══ INPUT DATA
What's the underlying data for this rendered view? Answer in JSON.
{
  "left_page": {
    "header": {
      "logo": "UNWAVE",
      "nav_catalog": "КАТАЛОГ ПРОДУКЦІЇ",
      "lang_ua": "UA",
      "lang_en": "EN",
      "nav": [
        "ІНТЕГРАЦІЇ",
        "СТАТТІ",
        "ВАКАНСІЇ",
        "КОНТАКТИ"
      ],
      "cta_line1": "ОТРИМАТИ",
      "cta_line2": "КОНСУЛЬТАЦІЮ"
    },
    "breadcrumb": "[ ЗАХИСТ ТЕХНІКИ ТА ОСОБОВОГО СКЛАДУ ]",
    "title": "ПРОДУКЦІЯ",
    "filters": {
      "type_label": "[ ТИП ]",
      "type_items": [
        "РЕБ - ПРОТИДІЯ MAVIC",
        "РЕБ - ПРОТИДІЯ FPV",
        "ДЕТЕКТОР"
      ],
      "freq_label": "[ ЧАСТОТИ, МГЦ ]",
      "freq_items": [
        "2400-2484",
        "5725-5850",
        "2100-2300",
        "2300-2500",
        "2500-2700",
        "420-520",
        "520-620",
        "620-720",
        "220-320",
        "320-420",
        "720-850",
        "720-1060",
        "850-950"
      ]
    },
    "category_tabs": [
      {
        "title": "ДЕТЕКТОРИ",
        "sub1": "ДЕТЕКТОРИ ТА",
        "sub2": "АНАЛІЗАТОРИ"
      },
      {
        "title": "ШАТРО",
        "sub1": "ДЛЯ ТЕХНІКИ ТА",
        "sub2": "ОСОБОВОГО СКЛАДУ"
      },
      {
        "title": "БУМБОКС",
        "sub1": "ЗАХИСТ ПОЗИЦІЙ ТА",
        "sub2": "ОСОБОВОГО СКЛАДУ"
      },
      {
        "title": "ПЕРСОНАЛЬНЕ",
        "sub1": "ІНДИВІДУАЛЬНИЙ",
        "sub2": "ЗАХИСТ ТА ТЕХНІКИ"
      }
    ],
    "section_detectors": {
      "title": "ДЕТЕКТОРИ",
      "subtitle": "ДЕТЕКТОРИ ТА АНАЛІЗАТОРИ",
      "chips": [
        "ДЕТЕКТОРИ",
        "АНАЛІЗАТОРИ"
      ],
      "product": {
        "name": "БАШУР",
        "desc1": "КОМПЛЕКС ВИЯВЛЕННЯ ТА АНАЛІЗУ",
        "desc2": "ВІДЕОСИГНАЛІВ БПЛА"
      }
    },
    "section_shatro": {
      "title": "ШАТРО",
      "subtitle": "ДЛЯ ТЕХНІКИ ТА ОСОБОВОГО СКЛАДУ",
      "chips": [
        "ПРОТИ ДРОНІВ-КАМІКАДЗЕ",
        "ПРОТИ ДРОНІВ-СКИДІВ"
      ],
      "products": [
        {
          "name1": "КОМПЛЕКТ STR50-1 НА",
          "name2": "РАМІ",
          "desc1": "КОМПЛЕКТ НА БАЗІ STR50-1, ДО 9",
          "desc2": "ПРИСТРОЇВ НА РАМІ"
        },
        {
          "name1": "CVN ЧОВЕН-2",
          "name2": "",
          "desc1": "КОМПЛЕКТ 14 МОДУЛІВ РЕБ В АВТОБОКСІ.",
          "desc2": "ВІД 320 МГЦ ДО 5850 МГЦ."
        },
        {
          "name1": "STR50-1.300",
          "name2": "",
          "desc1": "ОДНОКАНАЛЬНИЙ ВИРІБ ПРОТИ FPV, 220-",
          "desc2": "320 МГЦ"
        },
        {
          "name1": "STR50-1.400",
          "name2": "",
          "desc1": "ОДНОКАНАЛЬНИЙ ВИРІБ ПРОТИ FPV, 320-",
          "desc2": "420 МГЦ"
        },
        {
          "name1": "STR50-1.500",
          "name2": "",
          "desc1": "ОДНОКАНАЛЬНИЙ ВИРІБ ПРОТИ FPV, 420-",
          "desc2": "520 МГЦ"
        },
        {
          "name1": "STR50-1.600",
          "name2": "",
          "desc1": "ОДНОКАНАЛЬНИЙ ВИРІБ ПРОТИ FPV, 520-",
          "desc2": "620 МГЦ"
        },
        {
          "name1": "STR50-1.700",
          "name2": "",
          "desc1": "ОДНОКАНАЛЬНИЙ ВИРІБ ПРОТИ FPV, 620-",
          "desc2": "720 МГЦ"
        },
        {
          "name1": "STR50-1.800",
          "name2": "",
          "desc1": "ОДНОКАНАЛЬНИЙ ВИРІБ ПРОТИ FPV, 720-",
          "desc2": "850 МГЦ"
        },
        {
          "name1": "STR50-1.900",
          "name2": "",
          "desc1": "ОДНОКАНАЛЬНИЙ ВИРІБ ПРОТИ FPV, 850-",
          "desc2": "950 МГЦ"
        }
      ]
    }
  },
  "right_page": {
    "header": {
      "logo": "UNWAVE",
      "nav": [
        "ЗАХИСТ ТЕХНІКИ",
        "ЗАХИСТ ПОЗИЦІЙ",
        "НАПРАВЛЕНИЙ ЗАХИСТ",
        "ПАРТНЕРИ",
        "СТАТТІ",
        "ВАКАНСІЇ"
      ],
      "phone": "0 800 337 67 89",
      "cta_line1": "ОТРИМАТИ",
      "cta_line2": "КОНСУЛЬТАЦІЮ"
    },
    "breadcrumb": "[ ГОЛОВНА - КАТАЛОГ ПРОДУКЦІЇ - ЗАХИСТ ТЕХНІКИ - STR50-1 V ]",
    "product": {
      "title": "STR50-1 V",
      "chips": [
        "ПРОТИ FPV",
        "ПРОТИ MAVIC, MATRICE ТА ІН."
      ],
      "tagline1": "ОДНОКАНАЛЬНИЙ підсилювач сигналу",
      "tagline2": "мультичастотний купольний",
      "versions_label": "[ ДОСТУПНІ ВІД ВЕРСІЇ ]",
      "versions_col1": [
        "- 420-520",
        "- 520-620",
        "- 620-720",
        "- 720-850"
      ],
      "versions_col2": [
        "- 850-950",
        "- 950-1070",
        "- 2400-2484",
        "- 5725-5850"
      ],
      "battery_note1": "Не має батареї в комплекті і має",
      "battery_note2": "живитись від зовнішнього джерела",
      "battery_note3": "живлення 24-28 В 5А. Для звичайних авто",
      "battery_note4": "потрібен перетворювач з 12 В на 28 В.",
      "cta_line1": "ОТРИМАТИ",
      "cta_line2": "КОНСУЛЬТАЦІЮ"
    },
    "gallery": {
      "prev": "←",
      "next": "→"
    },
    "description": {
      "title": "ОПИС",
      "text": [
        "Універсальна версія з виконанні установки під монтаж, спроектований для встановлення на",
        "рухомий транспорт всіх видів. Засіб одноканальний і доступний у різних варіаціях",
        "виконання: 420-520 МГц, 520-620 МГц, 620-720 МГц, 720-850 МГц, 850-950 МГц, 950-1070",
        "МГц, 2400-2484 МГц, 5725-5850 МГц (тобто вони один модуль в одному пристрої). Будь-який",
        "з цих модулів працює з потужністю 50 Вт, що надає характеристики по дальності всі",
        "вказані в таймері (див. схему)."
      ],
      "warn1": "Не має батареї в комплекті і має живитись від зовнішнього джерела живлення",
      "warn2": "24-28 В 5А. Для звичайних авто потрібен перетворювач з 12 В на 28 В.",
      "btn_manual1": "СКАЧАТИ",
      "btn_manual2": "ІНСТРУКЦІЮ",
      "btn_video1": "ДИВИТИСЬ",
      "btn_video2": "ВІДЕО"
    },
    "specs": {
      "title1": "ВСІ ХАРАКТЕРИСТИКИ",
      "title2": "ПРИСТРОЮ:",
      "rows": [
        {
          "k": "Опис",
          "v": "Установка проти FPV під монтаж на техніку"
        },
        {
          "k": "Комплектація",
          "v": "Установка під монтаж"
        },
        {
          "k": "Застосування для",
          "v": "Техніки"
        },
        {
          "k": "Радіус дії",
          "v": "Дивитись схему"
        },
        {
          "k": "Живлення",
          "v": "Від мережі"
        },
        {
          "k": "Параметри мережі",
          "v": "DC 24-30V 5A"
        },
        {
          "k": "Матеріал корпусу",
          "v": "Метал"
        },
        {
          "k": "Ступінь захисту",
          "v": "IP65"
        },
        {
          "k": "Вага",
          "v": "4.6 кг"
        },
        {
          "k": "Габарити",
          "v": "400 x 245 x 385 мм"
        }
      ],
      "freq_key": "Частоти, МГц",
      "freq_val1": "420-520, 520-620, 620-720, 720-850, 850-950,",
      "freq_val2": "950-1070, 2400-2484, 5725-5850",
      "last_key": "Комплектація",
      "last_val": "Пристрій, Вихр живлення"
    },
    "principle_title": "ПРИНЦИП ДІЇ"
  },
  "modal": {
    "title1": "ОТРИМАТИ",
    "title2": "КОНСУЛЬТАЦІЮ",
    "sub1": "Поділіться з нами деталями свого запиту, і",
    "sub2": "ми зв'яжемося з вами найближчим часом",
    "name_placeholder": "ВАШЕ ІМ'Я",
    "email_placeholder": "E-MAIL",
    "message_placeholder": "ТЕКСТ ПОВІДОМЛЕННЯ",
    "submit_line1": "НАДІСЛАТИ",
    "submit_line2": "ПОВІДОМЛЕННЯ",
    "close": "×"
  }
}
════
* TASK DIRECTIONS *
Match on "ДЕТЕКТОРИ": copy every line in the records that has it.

* YOUR SOLUTION *
        "title": "ДЕТЕКТОРИ",
        "sub1": "ДЕТЕКТОРИ ТА",
      "title": "ДЕТЕКТОРИ",
      "subtitle": "ДЕТЕКТОРИ ТА АНАЛІЗАТОРИ",
        "ДЕТЕКТОРИ",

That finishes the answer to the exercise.